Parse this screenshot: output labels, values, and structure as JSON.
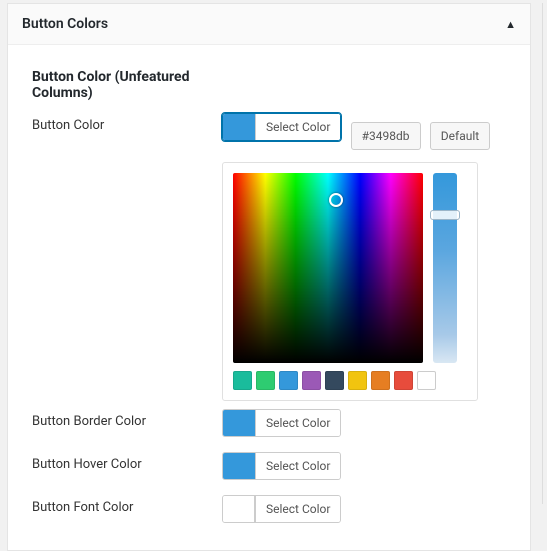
{
  "panel": {
    "title": "Button Colors"
  },
  "section": {
    "title": "Button Color (Unfeatured Columns)"
  },
  "common": {
    "select_color": "Select Color",
    "default": "Default"
  },
  "fields": {
    "button_color": {
      "label": "Button Color",
      "hex": "#3498db",
      "swatch": "#3498db"
    },
    "border": {
      "label": "Button Border Color",
      "swatch": "#3498db"
    },
    "hover": {
      "label": "Button Hover Color",
      "swatch": "#3498db"
    },
    "font": {
      "label": "Button Font Color",
      "swatch": "#ffffff"
    }
  },
  "presets": [
    "#1abc9c",
    "#2ecc71",
    "#3498db",
    "#9b59b6",
    "#34495e",
    "#f1c40f",
    "#e67e22",
    "#e74c3c",
    "#ffffff"
  ]
}
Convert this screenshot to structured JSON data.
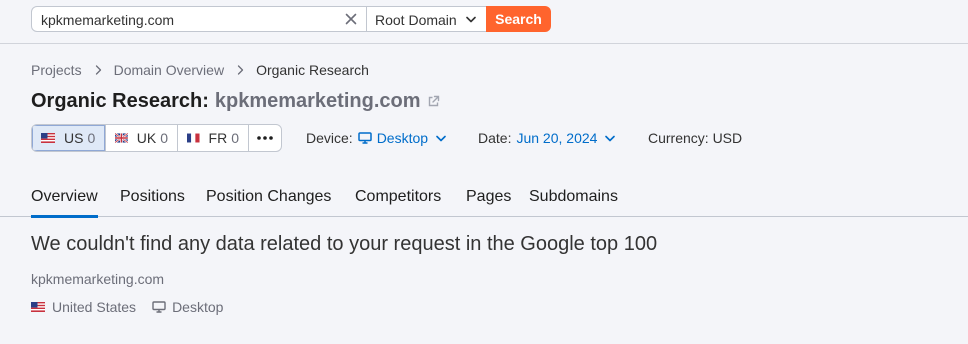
{
  "search": {
    "query": "kpkmemarketing.com",
    "scope": "Root Domain",
    "button_label": "Search"
  },
  "breadcrumb": [
    "Projects",
    "Domain Overview",
    "Organic Research"
  ],
  "title": {
    "prefix": "Organic Research:",
    "domain": "kpkmemarketing.com"
  },
  "databases": [
    {
      "code": "US",
      "count": "0",
      "flag": "us-flag",
      "active": true
    },
    {
      "code": "UK",
      "count": "0",
      "flag": "uk-flag",
      "active": false
    },
    {
      "code": "FR",
      "count": "0",
      "flag": "fr-flag",
      "active": false
    }
  ],
  "more_label": "•••",
  "filters": {
    "device_label": "Device:",
    "device_value": "Desktop",
    "date_label": "Date:",
    "date_value": "Jun 20, 2024",
    "currency_label": "Currency: USD"
  },
  "tabs": [
    "Overview",
    "Positions",
    "Position Changes",
    "Competitors",
    "Pages",
    "Subdomains"
  ],
  "active_tab": "Overview",
  "empty_state": {
    "message": "We couldn't find any data related to your request in the Google top 100",
    "domain": "kpkmemarketing.com",
    "country": "United States",
    "device": "Desktop"
  },
  "colors": {
    "accent": "#006dca",
    "search_button": "#ff642d",
    "background": "#f4f5f9"
  }
}
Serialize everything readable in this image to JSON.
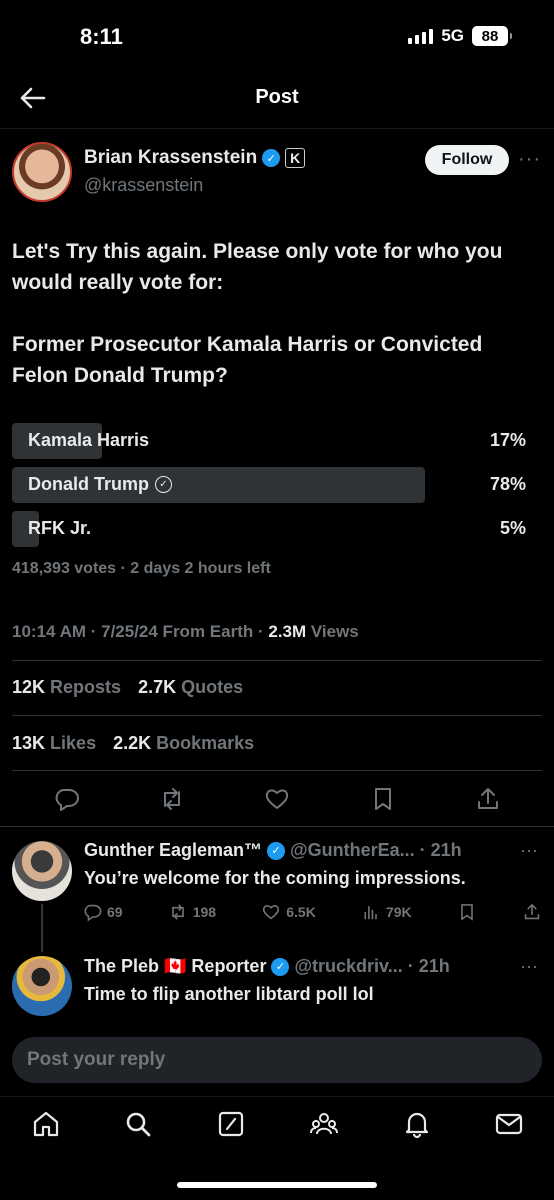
{
  "status_bar": {
    "time": "8:11",
    "network": "5G",
    "battery": "88"
  },
  "header": {
    "title": "Post"
  },
  "post": {
    "author": {
      "name": "Brian Krassenstein",
      "handle": "@krassenstein"
    },
    "follow_label": "Follow",
    "text": [
      "Let's Try this again.  Please only vote for who you would really vote for:",
      "Former Prosecutor Kamala Harris or Convicted Felon Donald Trump?"
    ],
    "poll": {
      "options": [
        {
          "label": "Kamala Harris",
          "percent": "17%",
          "fraction": 0.17
        },
        {
          "label": "Donald Trump",
          "percent": "78%",
          "fraction": 0.78,
          "selected": true
        },
        {
          "label": "RFK Jr.",
          "percent": "5%",
          "fraction": 0.05
        }
      ],
      "meta": "418,393 votes · 2 days 2 hours left"
    },
    "timestamp": "10:14 AM · 7/25/24 From Earth · ",
    "views": "2.3M",
    "views_label": " Views",
    "stats": {
      "reposts": "12K",
      "reposts_label": "Reposts",
      "quotes": "2.7K",
      "quotes_label": "Quotes",
      "likes": "13K",
      "likes_label": "Likes",
      "bookmarks": "2.2K",
      "bookmarks_label": "Bookmarks"
    }
  },
  "replies": [
    {
      "name": "Gunther Eagleman™",
      "handle": "@GuntherEa...",
      "time": "· 21h",
      "text": "You’re welcome for the coming impressions.",
      "replies": "69",
      "reposts": "198",
      "likes": "6.5K",
      "views": "79K"
    },
    {
      "name": "The Pleb 🇨🇦 Reporter",
      "handle": "@truckdriv...",
      "time": "· 21h",
      "text": "Time to flip another libtard poll lol"
    }
  ],
  "composer": {
    "placeholder": "Post your reply"
  },
  "colors": {
    "accent": "#1d9bf0",
    "bar": "#2f3336",
    "muted": "#71767b"
  }
}
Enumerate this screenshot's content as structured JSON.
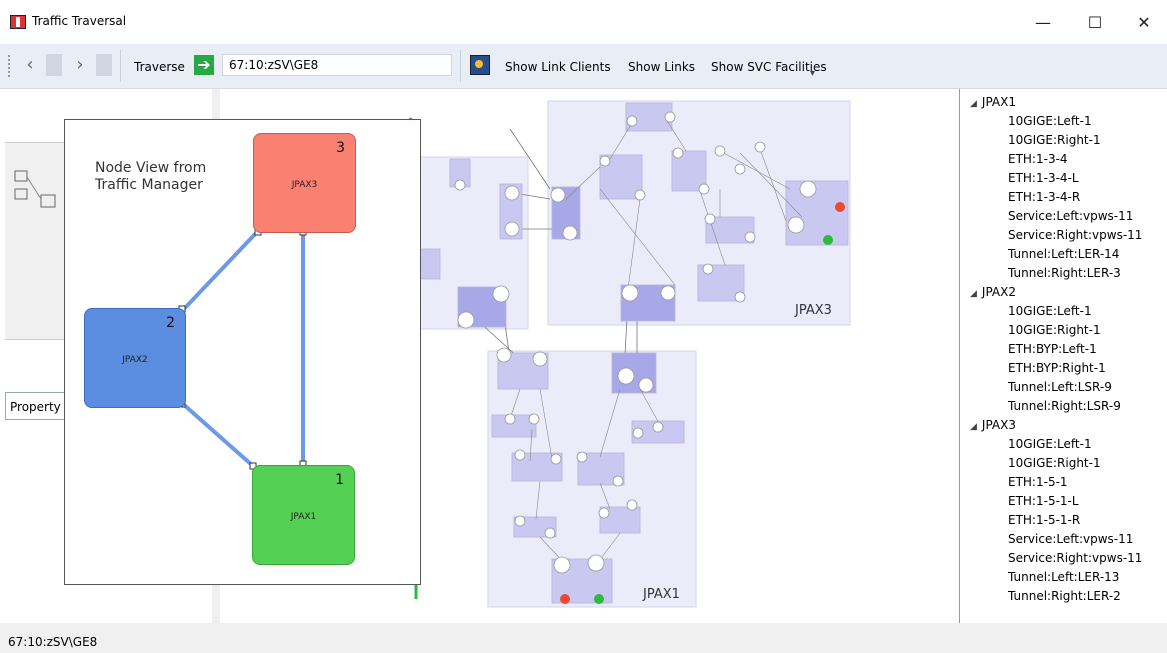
{
  "window": {
    "title": "Traffic Traversal"
  },
  "window_controls": {
    "minimize": "—",
    "maximize": "☐",
    "close": "✕"
  },
  "toolbar": {
    "back_icon": "back-arrow-icon",
    "forward_icon": "forward-arrow-icon",
    "traverse_label": "Traverse",
    "go_glyph": "➔",
    "address_value": "67:10:zSV\\GE8",
    "show_link_clients": "Show Link Clients",
    "show_links": "Show Links",
    "show_svc_facilities": "Show SVC Facilities",
    "overflow": "▾"
  },
  "left_panel": {
    "property_label": "Property"
  },
  "canvas": {
    "labels": {
      "jpax3": "JPAX3",
      "jpax1": "JPAX1"
    }
  },
  "inset": {
    "title_line1": "Node View from",
    "title_line2": "Traffic Manager",
    "nodes": [
      {
        "num": "3",
        "name": "JPAX3",
        "color": "#fa8072"
      },
      {
        "num": "2",
        "name": "JPAX2",
        "color": "#5b8ee0"
      },
      {
        "num": "1",
        "name": "JPAX1",
        "color": "#54d054"
      }
    ],
    "links": {
      "color": "#6d9ae8"
    }
  },
  "tree": {
    "groups": [
      {
        "name": "JPAX1",
        "items": [
          "10GIGE:Left-1",
          "10GIGE:Right-1",
          "ETH:1-3-4",
          "ETH:1-3-4-L",
          "ETH:1-3-4-R",
          "Service:Left:vpws-11",
          "Service:Right:vpws-11",
          "Tunnel:Left:LER-14",
          "Tunnel:Right:LER-3"
        ]
      },
      {
        "name": "JPAX2",
        "items": [
          "10GIGE:Left-1",
          "10GIGE:Right-1",
          "ETH:BYP:Left-1",
          "ETH:BYP:Right-1",
          "Tunnel:Left:LSR-9",
          "Tunnel:Right:LSR-9"
        ]
      },
      {
        "name": "JPAX3",
        "items": [
          "10GIGE:Left-1",
          "10GIGE:Right-1",
          "ETH:1-5-1",
          "ETH:1-5-1-L",
          "ETH:1-5-1-R",
          "Service:Left:vpws-11",
          "Service:Right:vpws-11",
          "Tunnel:Left:LER-13",
          "Tunnel:Right:LER-2"
        ]
      }
    ]
  },
  "status": {
    "text": "67:10:zSV\\GE8"
  },
  "colors": {
    "toolbar_bg": "#e9eef6",
    "group_panel": "#ebebfa",
    "box": "#c8c8f0",
    "box_dark": "#a8a8e8",
    "red_dot": "#e84a2c",
    "green_dot": "#2dbb3a"
  }
}
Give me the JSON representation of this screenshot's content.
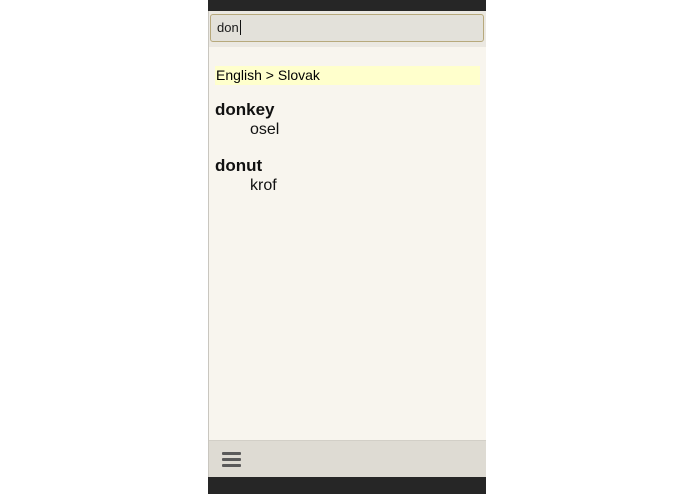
{
  "search": {
    "value": "don"
  },
  "results": {
    "direction_label": "English > Slovak",
    "entries": [
      {
        "headword": "donkey",
        "translation": "osel"
      },
      {
        "headword": "donut",
        "translation": "krof"
      }
    ]
  },
  "bottombar": {
    "menu_icon": "hamburger-menu-icon"
  },
  "colors": {
    "app_background": "#f8f5ee",
    "header_highlight": "#ffffcc",
    "search_border": "#b7a97c",
    "bottombar_background": "#dedbd3",
    "system_bar": "#262626"
  }
}
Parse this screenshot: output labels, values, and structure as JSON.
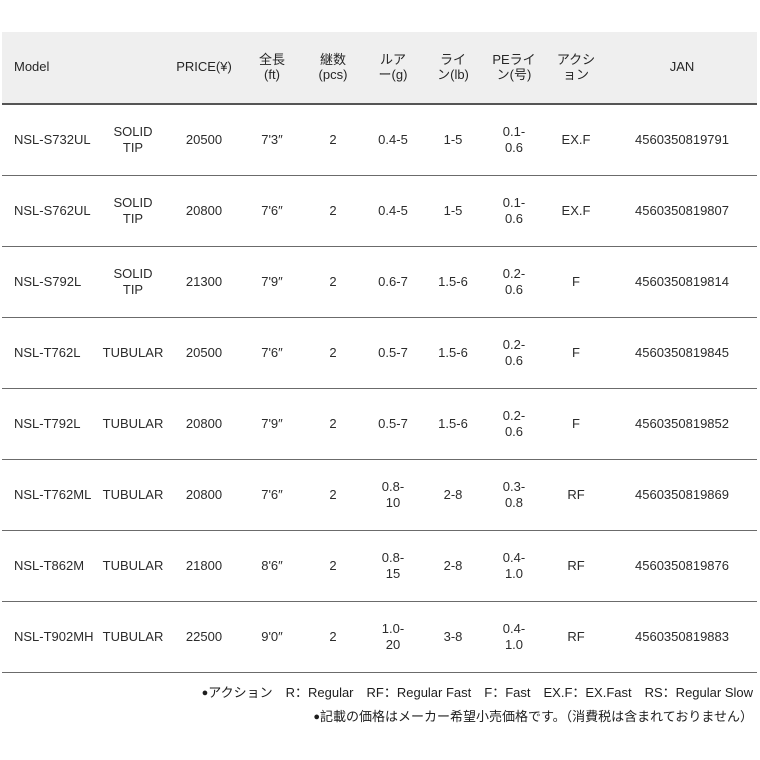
{
  "table": {
    "headers": [
      {
        "main": "Model",
        "sub": ""
      },
      {
        "main": "",
        "sub": ""
      },
      {
        "main": "PRICE(¥)",
        "sub": ""
      },
      {
        "main": "全長",
        "sub": "(ft)"
      },
      {
        "main": "継数",
        "sub": "(pcs)"
      },
      {
        "main": "ルア",
        "sub": "ー(g)"
      },
      {
        "main": "ライ",
        "sub": "ン(lb)"
      },
      {
        "main": "PEライ",
        "sub": "ン(号)"
      },
      {
        "main": "アクシ",
        "sub": "ョン"
      },
      {
        "main": "JAN",
        "sub": ""
      }
    ],
    "rows": [
      {
        "model": "NSL-S732UL",
        "tip_type": "SOLID\nTIP",
        "price": "20500",
        "length": "7'3″",
        "pieces": "2",
        "lure": "0.4-5",
        "line": "1-5",
        "pe_line": "0.1-\n0.6",
        "action": "EX.F",
        "jan": "4560350819791"
      },
      {
        "model": "NSL-S762UL",
        "tip_type": "SOLID\nTIP",
        "price": "20800",
        "length": "7'6″",
        "pieces": "2",
        "lure": "0.4-5",
        "line": "1-5",
        "pe_line": "0.1-\n0.6",
        "action": "EX.F",
        "jan": "4560350819807"
      },
      {
        "model": "NSL-S792L",
        "tip_type": "SOLID\nTIP",
        "price": "21300",
        "length": "7'9″",
        "pieces": "2",
        "lure": "0.6-7",
        "line": "1.5-6",
        "pe_line": "0.2-\n0.6",
        "action": "F",
        "jan": "4560350819814"
      },
      {
        "model": "NSL-T762L",
        "tip_type": "TUBULAR",
        "price": "20500",
        "length": "7'6″",
        "pieces": "2",
        "lure": "0.5-7",
        "line": "1.5-6",
        "pe_line": "0.2-\n0.6",
        "action": "F",
        "jan": "4560350819845"
      },
      {
        "model": "NSL-T792L",
        "tip_type": "TUBULAR",
        "price": "20800",
        "length": "7'9″",
        "pieces": "2",
        "lure": "0.5-7",
        "line": "1.5-6",
        "pe_line": "0.2-\n0.6",
        "action": "F",
        "jan": "4560350819852"
      },
      {
        "model": "NSL-T762ML",
        "tip_type": "TUBULAR",
        "price": "20800",
        "length": "7'6″",
        "pieces": "2",
        "lure": "0.8-\n10",
        "line": "2-8",
        "pe_line": "0.3-\n0.8",
        "action": "RF",
        "jan": "4560350819869"
      },
      {
        "model": "NSL-T862M",
        "tip_type": "TUBULAR",
        "price": "21800",
        "length": "8'6″",
        "pieces": "2",
        "lure": "0.8-\n15",
        "line": "2-8",
        "pe_line": "0.4-\n1.0",
        "action": "RF",
        "jan": "4560350819876"
      },
      {
        "model": "NSL-T902MH",
        "tip_type": "TUBULAR",
        "price": "22500",
        "length": "9'0″",
        "pieces": "2",
        "lure": "1.0-\n20",
        "line": "3-8",
        "pe_line": "0.4-\n1.0",
        "action": "RF",
        "jan": "4560350819883"
      }
    ]
  },
  "notes": {
    "action_legend": "アクション　R：Regular　RF：Regular Fast　F：Fast　EX.F：EX.Fast　RS：Regular Slow",
    "price_note": "記載の価格はメーカー希望小売価格です。（消費税は含まれておりません）",
    "bullet": "●"
  },
  "colors": {
    "header_bg": "#efefef",
    "header_border": "#555555",
    "row_border": "#6b6b6b",
    "text": "#2b2b2b",
    "page_bg": "#ffffff"
  }
}
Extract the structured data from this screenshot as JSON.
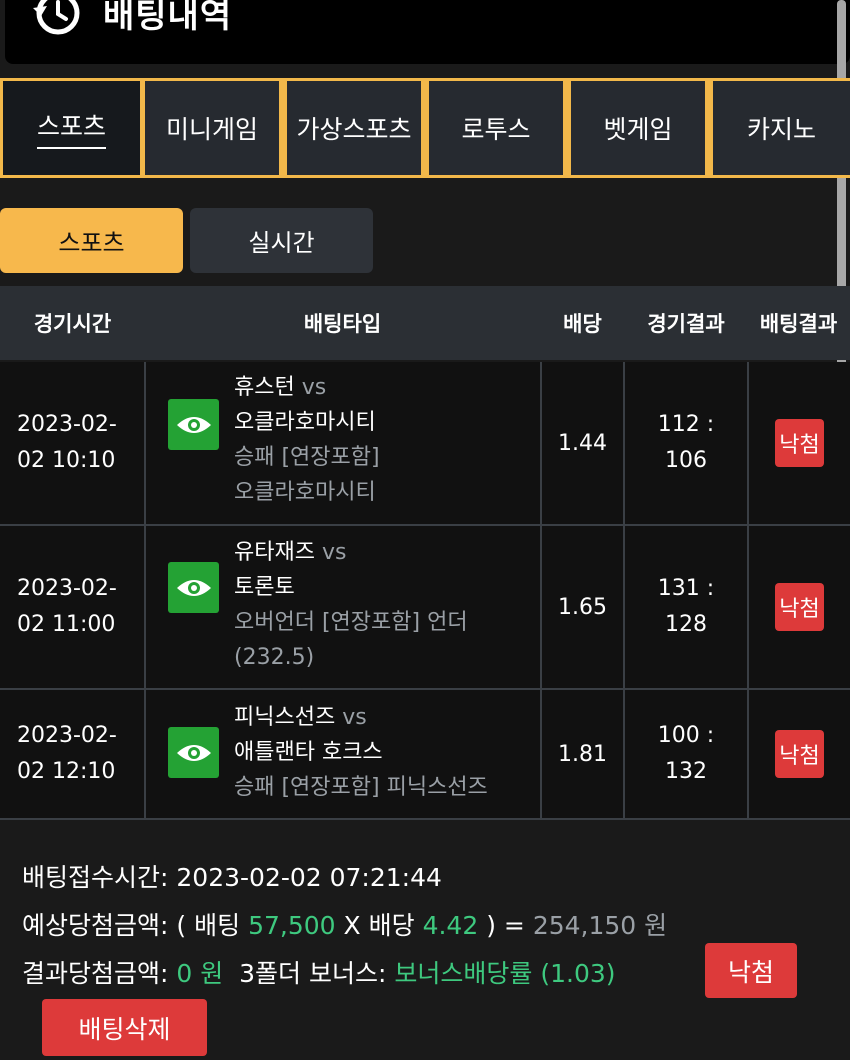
{
  "header": {
    "title": "배팅내역"
  },
  "tabs": [
    {
      "label": "스포츠",
      "active": true
    },
    {
      "label": "미니게임"
    },
    {
      "label": "가상스포츠"
    },
    {
      "label": "로투스"
    },
    {
      "label": "벳게임"
    },
    {
      "label": "카지노"
    }
  ],
  "subtabs": [
    {
      "label": "스포츠",
      "active": true
    },
    {
      "label": "실시간"
    }
  ],
  "table": {
    "headers": [
      "경기시간",
      "배팅타입",
      "배당",
      "경기결과",
      "배팅결과"
    ],
    "rows": [
      {
        "time_line1": "2023-02-",
        "time_line2": "02 10:10",
        "home": "휴스턴",
        "vs": "vs",
        "away": "오클라호마시티",
        "market": "승패 [연장포함]",
        "pick": "오클라호마시티",
        "odds": "1.44",
        "score_line1": "112 :",
        "score_line2": "106",
        "result": "낙첨"
      },
      {
        "time_line1": "2023-02-",
        "time_line2": "02 11:00",
        "home": "유타재즈",
        "vs": "vs",
        "away": "토론토",
        "market": "오버언더 [연장포함] 언더",
        "pick": "(232.5)",
        "odds": "1.65",
        "score_line1": "131 :",
        "score_line2": "128",
        "result": "낙첨"
      },
      {
        "time_line1": "2023-02-",
        "time_line2": "02 12:10",
        "home": "피닉스선즈",
        "vs": "vs",
        "away": "애틀랜타 호크스",
        "market": "승패 [연장포함] 피닉스선즈",
        "pick": "",
        "odds": "1.81",
        "score_line1": "100 :",
        "score_line2": "132",
        "result": "낙첨"
      }
    ]
  },
  "summary": {
    "receipt_label": "배팅접수시간:",
    "receipt_time": "2023-02-02 07:21:44",
    "expected_label": "예상당첨금액:",
    "open_paren": "(",
    "bet_label": "배팅",
    "bet_amount": "57,500",
    "times": "X",
    "odds_label": "배당",
    "total_odds": "4.42",
    "close_eq": ") =",
    "expected_amount": "254,150",
    "won_unit": "원",
    "result_label": "결과당첨금액:",
    "result_amount": "0 원",
    "bonus_label": "3폴더 보너스:",
    "bonus_value": "보너스배당률 (1.03)",
    "status_button": "낙첨",
    "delete_button": "배팅삭제"
  },
  "colors": {
    "accent": "#f2b84a",
    "green": "#3ec97f",
    "red": "#dd3a3a",
    "eye_green": "#24a234"
  },
  "icons": [
    "clock-history-icon",
    "eye-icon"
  ]
}
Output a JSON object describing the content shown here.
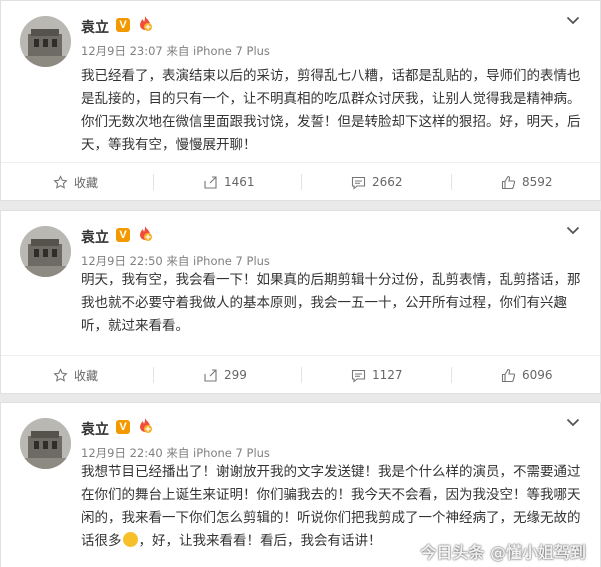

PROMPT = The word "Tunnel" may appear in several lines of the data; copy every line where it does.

WRITTEN REPLY =
          "Tunnel:Left:LER-14",
          "Tunnel:Right:LER-3"
          "Tunnel:Left:LSR-9",
          "Tunnel:Right:LSR-9"
          "Tunnel:Left:LER-13",
          "Tunnel:Right:LER-2"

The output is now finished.